Author: Anika Peucker | Translation: Anna Knollmann, Stephanie Anderseck

Organic wax is made from carbon dioxide

Generation Y. I belong to this generation. Some things are imputed to us. A much quoted statement is: We are becoming more environmentally conscious again. In all areas of my life I also try to use natural products and pay attention to the environment.This is particularly important to me in the field of cosmetics, because everyone, including you, uses cosmetics every day. And that is not little: just pause for a moment and think about how many cosmetic products you yourself own and use every day. This is exactly why I prefer natural cosmetics to conventional cosmetics.

But what exactly distinguishes classic from natural cosmetics? Natural cosmetic products contain no synthetic ingredients. This makes the products more compatible and less harmful to the environment. By the way, the market share for natural and near-natural cosmetics in the overall market is not so small. According to Statista, it was already over 16 percent in 2016 - and the trend is rising. More and more manufacturers are also being certified with a wide variety of natural cosmetics quality seals.

When I talked to my colleagues about this topic during my lunch break, they told me that we at the Fraunhofer IKTS are currently trying to produce waxes or alcohols using Fischer-Tropsch synthesis. Such waxes could later be used in the cosmetics industry, for example. I had never heard of this before, but of course I wanted to know more about it.


The Fischer-Tropsch process

The Fischer-Tropsch synthesis is an almost 100 year old process. The synthesis converts different but renewable carbon sources such as coal, natural gas or biomass into a synthetic gas, which reduces the consumption of fossil materials. One potential source of carbon could be biogas plants, for example, because carbon dioxide is produced during the production of biogas. Currently, CO2 is only a by-product or waste product. With the Fischer-Tropsch process, this "waste product" can be processed into wax. The novelty of this process is that it is now possible to produce waxes that are not based on crude oil; animal or natural waxes are of course excluded.

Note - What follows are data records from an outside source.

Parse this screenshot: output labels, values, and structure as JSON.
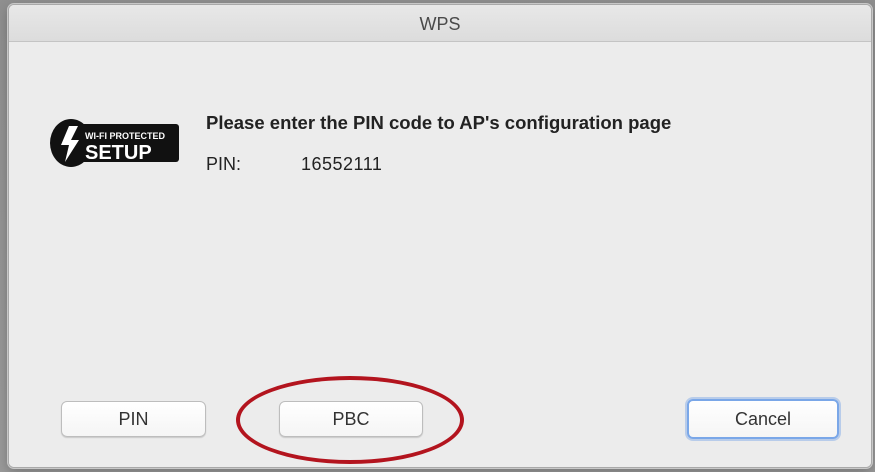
{
  "window": {
    "title": "WPS"
  },
  "logo": {
    "icon": "wifi-protected-setup-logo",
    "line1": "WI-FI PROTECTED",
    "line2": "SETUP"
  },
  "message": "Please enter the PIN code to AP's configuration page",
  "pin": {
    "label": "PIN:",
    "value": "16552111"
  },
  "buttons": {
    "pin": "PIN",
    "pbc": "PBC",
    "cancel": "Cancel"
  },
  "colors": {
    "highlight": "#b3141e",
    "default_button_focus": "#7aa7e8"
  }
}
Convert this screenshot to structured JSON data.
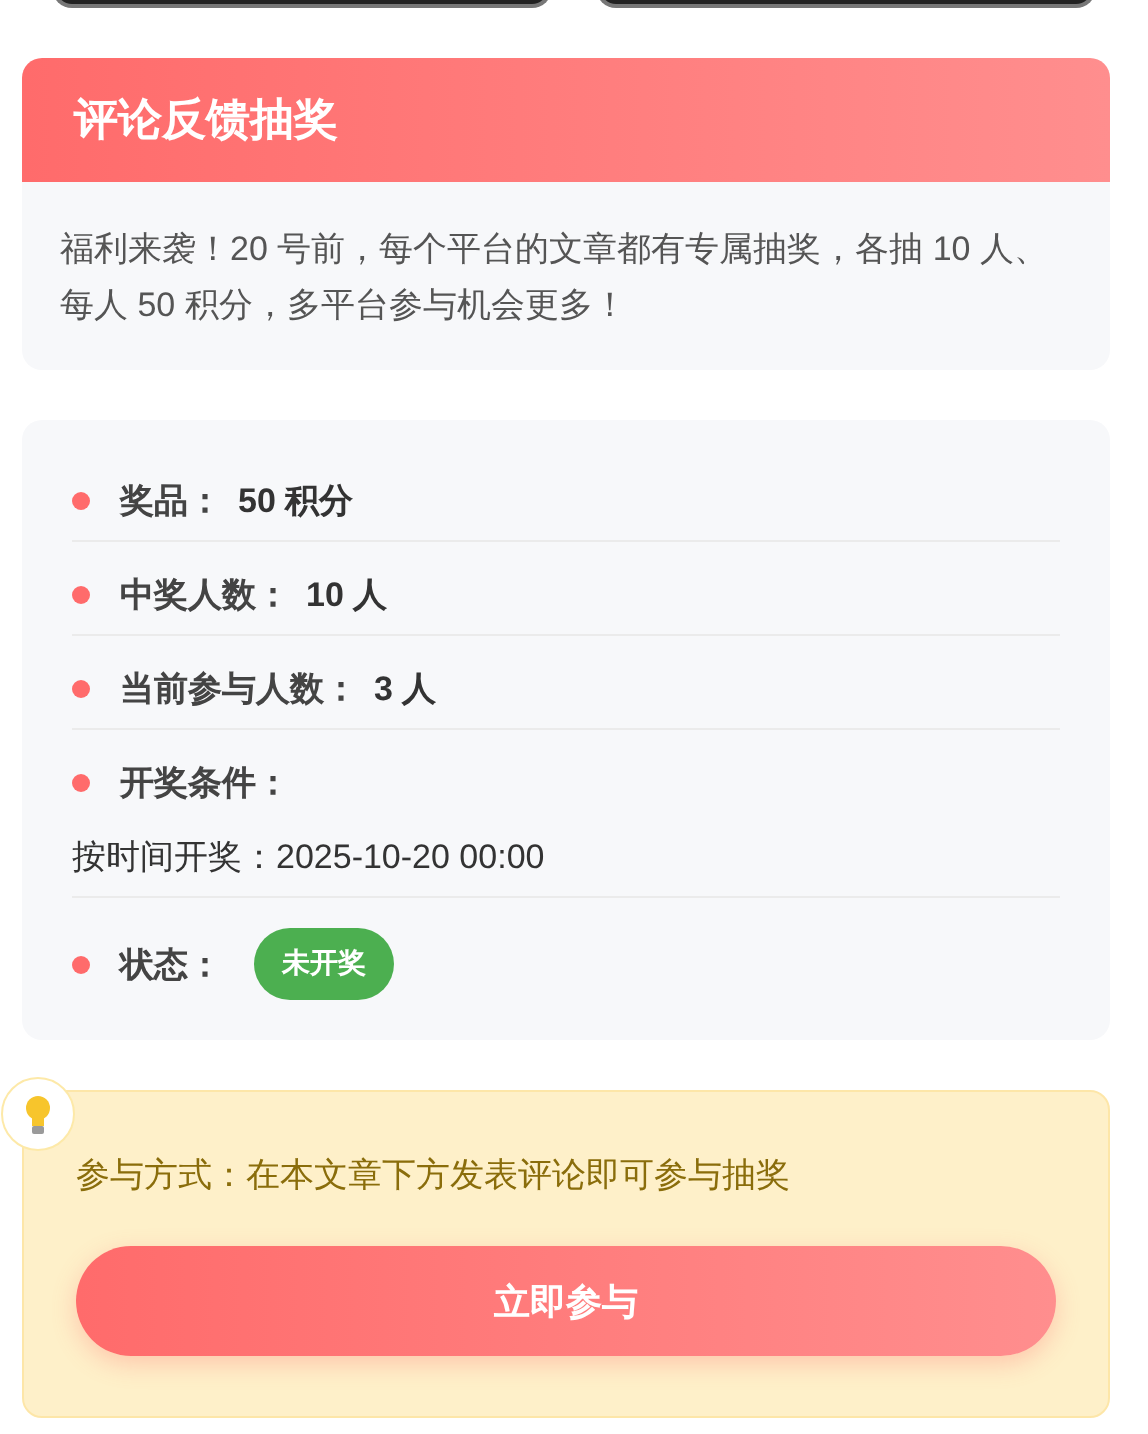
{
  "top_buttons": [
    {
      "kind": "cut"
    },
    {
      "kind": "cut"
    }
  ],
  "lottery": {
    "title": "评论反馈抽奖",
    "description": "福利来袭！20 号前，每个平台的文章都有专属抽奖，各抽 10 人、每人 50 积分，多平台参与机会更多！"
  },
  "details": [
    {
      "kind": "field",
      "label": "奖品：",
      "value": "50 积分"
    },
    {
      "kind": "field",
      "label": "中奖人数：",
      "value": "10 人"
    },
    {
      "kind": "field",
      "label": "当前参与人数：",
      "value": "3 人"
    },
    {
      "kind": "condition",
      "label": "开奖条件：",
      "detail": "按时间开奖：2025-10-20 00:00"
    },
    {
      "kind": "status",
      "label": "状态：",
      "badge": "未开奖",
      "color": "#4caf50"
    }
  ],
  "tip": {
    "text": "参与方式：在本文章下方发表评论即可参与抽奖",
    "button": "立即参与"
  }
}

Laboratory plant for methanation and Fischer-Tropsch synthesis.
© Fraunhofer IKTS
Laboratory plant for methanation and Fischer-Tropsch synthesis.

The Fraunhofer IKTS itself is working on Fischer-Tropsch synthesis to make the process more efficient. This involves not only the development of new, better catalysts and catalyst structures, but also their easy replacement. The new catalyst structures consist of a ceramic film technology. This ceramic film technology allows the residence time and temperature gradient to be controlled, thus ensuring the quality of the waxes.

Two new process chains are currently being conceptualized and tested in pilot studies financed by the EU and the state of Saxony. They demonstrate the production of the waxes by Fischer-Tropsch synthesis. The pilot studies are essential to determine the economic efficiency of the process.

What are the advantages of waxes obtained by Fischer-Tropsch synthesis? They differ from conventional waxes such as beeswax, jojoba oil or synthetic waxes such as paraffins in their production.

For example, the "Fischer-Tropsch waxes" are not synthesized as the main product, but casually from a "waste product" - carbon. This promises an optimal use of resources. We waste nothing! In addition, the waxes are particularly suitable for use in cosmetics, as they are free of aromatic compounds. This means that these waxes are better tolerated by allergy sufferers.


"Fischer-Tropsch waxes" - a real alternative?

The fact that waxes produced by the Fischer-Tropsch process will soon be used is still a dream of the future, as the economic efficiency of production has yet to be proven. Nevertheless, the idea of an alternative, environmentally friendly source to petroleumbased waxes is exciting and attractive, especially when considering the further decline in man-made oil reserves.


Stay informed: You are welcome to subscribe to our newsletter, read our other blog articles and follow us on LinkedIn, Instagram and YouTube.